» Exercise description
Below is a set of records; print all of them exactly as written.

[Dataset items]
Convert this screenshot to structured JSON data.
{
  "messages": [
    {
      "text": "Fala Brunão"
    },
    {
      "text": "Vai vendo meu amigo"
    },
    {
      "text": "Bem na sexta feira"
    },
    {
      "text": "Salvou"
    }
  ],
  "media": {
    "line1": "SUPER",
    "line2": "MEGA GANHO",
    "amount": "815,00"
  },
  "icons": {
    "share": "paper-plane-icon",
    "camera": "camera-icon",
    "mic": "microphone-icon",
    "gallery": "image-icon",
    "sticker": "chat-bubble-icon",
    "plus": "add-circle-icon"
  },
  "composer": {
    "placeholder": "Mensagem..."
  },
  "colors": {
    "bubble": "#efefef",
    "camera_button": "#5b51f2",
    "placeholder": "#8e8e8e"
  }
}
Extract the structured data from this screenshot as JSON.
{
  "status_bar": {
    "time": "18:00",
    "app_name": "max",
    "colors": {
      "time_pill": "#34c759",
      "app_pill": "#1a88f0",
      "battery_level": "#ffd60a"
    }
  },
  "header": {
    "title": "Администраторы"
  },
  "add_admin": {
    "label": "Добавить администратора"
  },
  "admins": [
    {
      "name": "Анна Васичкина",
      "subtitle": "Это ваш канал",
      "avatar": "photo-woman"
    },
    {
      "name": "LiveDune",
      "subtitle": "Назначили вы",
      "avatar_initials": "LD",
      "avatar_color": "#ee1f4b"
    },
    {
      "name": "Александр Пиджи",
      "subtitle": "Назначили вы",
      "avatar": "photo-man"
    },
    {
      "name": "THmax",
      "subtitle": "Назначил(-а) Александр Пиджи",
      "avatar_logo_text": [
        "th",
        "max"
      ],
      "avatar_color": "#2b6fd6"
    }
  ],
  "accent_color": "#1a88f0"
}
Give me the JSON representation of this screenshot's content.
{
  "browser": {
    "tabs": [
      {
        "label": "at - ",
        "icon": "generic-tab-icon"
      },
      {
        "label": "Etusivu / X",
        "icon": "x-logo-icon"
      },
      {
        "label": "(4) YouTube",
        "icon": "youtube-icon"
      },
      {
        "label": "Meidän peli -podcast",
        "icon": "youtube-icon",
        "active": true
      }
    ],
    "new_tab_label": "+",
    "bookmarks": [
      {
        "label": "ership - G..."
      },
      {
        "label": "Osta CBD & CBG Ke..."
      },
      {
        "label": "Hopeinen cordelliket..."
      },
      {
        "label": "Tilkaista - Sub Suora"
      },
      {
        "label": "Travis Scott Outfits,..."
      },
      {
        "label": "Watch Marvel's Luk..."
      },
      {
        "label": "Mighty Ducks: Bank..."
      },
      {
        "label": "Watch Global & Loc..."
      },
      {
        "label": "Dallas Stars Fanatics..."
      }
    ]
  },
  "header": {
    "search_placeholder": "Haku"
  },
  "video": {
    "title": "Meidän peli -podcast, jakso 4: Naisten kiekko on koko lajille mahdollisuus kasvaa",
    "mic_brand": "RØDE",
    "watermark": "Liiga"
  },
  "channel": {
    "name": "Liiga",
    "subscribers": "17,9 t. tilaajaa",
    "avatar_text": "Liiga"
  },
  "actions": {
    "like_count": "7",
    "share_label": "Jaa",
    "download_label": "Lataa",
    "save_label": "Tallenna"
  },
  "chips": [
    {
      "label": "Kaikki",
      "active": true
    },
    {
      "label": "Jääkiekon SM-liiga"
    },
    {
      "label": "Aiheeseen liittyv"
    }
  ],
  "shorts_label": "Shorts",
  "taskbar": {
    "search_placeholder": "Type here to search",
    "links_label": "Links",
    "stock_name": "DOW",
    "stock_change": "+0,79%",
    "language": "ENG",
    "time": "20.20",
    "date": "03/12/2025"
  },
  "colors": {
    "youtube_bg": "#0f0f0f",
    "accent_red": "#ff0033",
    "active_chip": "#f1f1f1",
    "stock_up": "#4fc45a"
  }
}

» Result of this exercise
Convert this screenshot to structured JSON data.
{
  "messages": [
    {
      "text": "Fala Brunão"
    },
    {
      "text": "Vai vendo meu amigo"
    },
    {
      "text": "Bem na sexta feira"
    },
    {
      "text": "Salvou"
    }
  ],
  "media": {
    "line1": "SUPER",
    "line2": "MEGA GANHO",
    "amount": "815,00"
  },
  "icons": {
    "share": "paper-plane-icon",
    "camera": "camera-icon",
    "mic": "microphone-icon",
    "gallery": "image-icon",
    "sticker": "chat-bubble-icon",
    "plus": "add-circle-icon"
  },
  "composer": {
    "placeholder": "Mensagem..."
  },
  "colors": {
    "bubble": "#efefef",
    "camera_button": "#5b51f2",
    "placeholder": "#8e8e8e"
  }
}
Extract the structured data from this screenshot as JSON.
{
  "status_bar": {
    "time": "18:00",
    "app_name": "max",
    "colors": {
      "time_pill": "#34c759",
      "app_pill": "#1a88f0",
      "battery_level": "#ffd60a"
    }
  },
  "header": {
    "title": "Администраторы"
  },
  "add_admin": {
    "label": "Добавить администратора"
  },
  "admins": [
    {
      "name": "Анна Васичкина",
      "subtitle": "Это ваш канал",
      "avatar": "photo-woman"
    },
    {
      "name": "LiveDune",
      "subtitle": "Назначили вы",
      "avatar_initials": "LD",
      "avatar_color": "#ee1f4b"
    },
    {
      "name": "Александр Пиджи",
      "subtitle": "Назначили вы",
      "avatar": "photo-man"
    },
    {
      "name": "THmax",
      "subtitle": "Назначил(-а) Александр Пиджи",
      "avatar_logo_text": [
        "th",
        "max"
      ],
      "avatar_color": "#2b6fd6"
    }
  ],
  "accent_color": "#1a88f0"
}
Give me the JSON representation of this screenshot's content.
{
  "browser": {
    "tabs": [
      {
        "label": "at - ",
        "icon": "generic-tab-icon"
      },
      {
        "label": "Etusivu / X",
        "icon": "x-logo-icon"
      },
      {
        "label": "(4) YouTube",
        "icon": "youtube-icon"
      },
      {
        "label": "Meidän peli -podcast",
        "icon": "youtube-icon",
        "active": true
      }
    ],
    "new_tab_label": "+",
    "bookmarks": [
      {
        "label": "ership - G..."
      },
      {
        "label": "Osta CBD & CBG Ke..."
      },
      {
        "label": "Hopeinen cordelliket..."
      },
      {
        "label": "Tilkaista - Sub Suora"
      },
      {
        "label": "Travis Scott Outfits,..."
      },
      {
        "label": "Watch Marvel's Luk..."
      },
      {
        "label": "Mighty Ducks: Bank..."
      },
      {
        "label": "Watch Global & Loc..."
      },
      {
        "label": "Dallas Stars Fanatics..."
      }
    ]
  },
  "header": {
    "search_placeholder": "Haku"
  },
  "video": {
    "title": "Meidän peli -podcast, jakso 4: Naisten kiekko on koko lajille mahdollisuus kasvaa",
    "mic_brand": "RØDE",
    "watermark": "Liiga"
  },
  "channel": {
    "name": "Liiga",
    "subscribers": "17,9 t. tilaajaa",
    "avatar_text": "Liiga"
  },
  "actions": {
    "like_count": "7",
    "share_label": "Jaa",
    "download_label": "Lataa",
    "save_label": "Tallenna"
  },
  "chips": [
    {
      "label": "Kaikki",
      "active": true
    },
    {
      "label": "Jääkiekon SM-liiga"
    },
    {
      "label": "Aiheeseen liittyv"
    }
  ],
  "shorts_label": "Shorts",
  "taskbar": {
    "search_placeholder": "Type here to search",
    "links_label": "Links",
    "stock_name": "DOW",
    "stock_change": "+0,79%",
    "language": "ENG",
    "time": "20.20",
    "date": "03/12/2025"
  },
  "colors": {
    "youtube_bg": "#0f0f0f",
    "accent_red": "#ff0033",
    "active_chip": "#f1f1f1",
    "stock_up": "#4fc45a"
  }
}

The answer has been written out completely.